January 26, 2011
Scoliometer Measurement

A scoliometer is an instrument which measures trunk asymmetry in scoliosis. It is a small, non-invasive device that is placed over the spine while the person being measured is in a forward bending position. The reading indicates trunk asymmetry in degrees. Depending upon the measurement, it is a possible indicator that scoliosis may be present.

Frequently, patients and parents are confused between the scoliometer and Cobb angle measurement because both are reported in degrees. Often, patients will come to my office for an initial evaluation for scoliosis having never had a scoliometer measurement, which points out the necessity of spinal screenings.

In my opinion, the scoliometer reading is a good baseline measurement and makes it easy to monitor trunk asymmetry during follow-ups. However, the assessment is subject to errors since the patient must assume the same position each time and there may be a variation among examiners. (See studies below).

Hence, the scoliometer is a good tool for scoliosis screening but should not be used as a diagnostic tool. Scoliometers are commonly used in school screenings. Depending upon the scoliometer reading, an adolescent may then be referred for a spinal x-ray. Some refer at 5º, some at 7º. The x-ray will determine if scoliosis is present. If so, the physician should report the Cobb angle of the spinal curve(s) to patient or parents.

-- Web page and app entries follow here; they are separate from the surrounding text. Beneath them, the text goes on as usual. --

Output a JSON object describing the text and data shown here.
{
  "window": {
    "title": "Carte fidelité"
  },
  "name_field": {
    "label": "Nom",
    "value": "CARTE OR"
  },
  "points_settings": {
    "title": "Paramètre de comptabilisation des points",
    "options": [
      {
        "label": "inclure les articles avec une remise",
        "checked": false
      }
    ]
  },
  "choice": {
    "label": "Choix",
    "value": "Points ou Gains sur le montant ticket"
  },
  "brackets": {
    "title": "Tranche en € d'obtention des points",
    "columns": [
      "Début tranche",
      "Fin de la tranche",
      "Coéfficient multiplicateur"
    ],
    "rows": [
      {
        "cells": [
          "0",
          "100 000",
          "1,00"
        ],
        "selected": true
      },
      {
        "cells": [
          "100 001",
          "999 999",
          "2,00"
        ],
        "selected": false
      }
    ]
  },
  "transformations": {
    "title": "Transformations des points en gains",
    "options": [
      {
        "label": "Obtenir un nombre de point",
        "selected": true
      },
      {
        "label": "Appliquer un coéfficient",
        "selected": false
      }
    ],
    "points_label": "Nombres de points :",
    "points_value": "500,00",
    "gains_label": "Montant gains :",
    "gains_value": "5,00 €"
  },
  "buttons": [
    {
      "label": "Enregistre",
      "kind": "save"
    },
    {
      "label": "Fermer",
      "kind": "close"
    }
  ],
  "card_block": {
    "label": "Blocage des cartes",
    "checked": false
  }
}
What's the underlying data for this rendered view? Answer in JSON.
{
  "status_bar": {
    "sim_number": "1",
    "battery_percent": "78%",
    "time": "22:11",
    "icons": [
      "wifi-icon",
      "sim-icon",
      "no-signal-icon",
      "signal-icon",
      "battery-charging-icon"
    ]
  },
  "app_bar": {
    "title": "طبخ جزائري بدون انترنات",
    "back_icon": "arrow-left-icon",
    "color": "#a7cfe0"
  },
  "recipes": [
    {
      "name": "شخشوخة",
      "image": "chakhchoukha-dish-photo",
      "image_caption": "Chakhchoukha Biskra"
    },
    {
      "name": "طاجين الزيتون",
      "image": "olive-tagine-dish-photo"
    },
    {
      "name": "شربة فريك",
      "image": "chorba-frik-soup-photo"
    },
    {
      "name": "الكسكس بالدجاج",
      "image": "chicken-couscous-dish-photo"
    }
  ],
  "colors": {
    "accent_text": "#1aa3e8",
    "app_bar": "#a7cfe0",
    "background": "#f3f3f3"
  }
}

At Scoliosis 3DC, the scoliometer reading is just one of the measurements used to evaluate and monitor a scoliosis once a patient has incorporated scoliosis specific exercise into his/her life.


What Scoliosis 3DC Patients Are Saying

Exercises Reduce Rigidity

“Dr. Moramarco started me on a series of exercises to expand my lung constriction and to help reduce rigidity in various parts of my spine. Now there are days when I do not need to take any pain medication and many days when I can walk a mile without sitting down.” Read More

Pain Waned, Practically Vanished

“My mystery pain has waned and practically vanished with time, along with other back problems. My scoliosis curves have not progressed and I am in good health.” Read More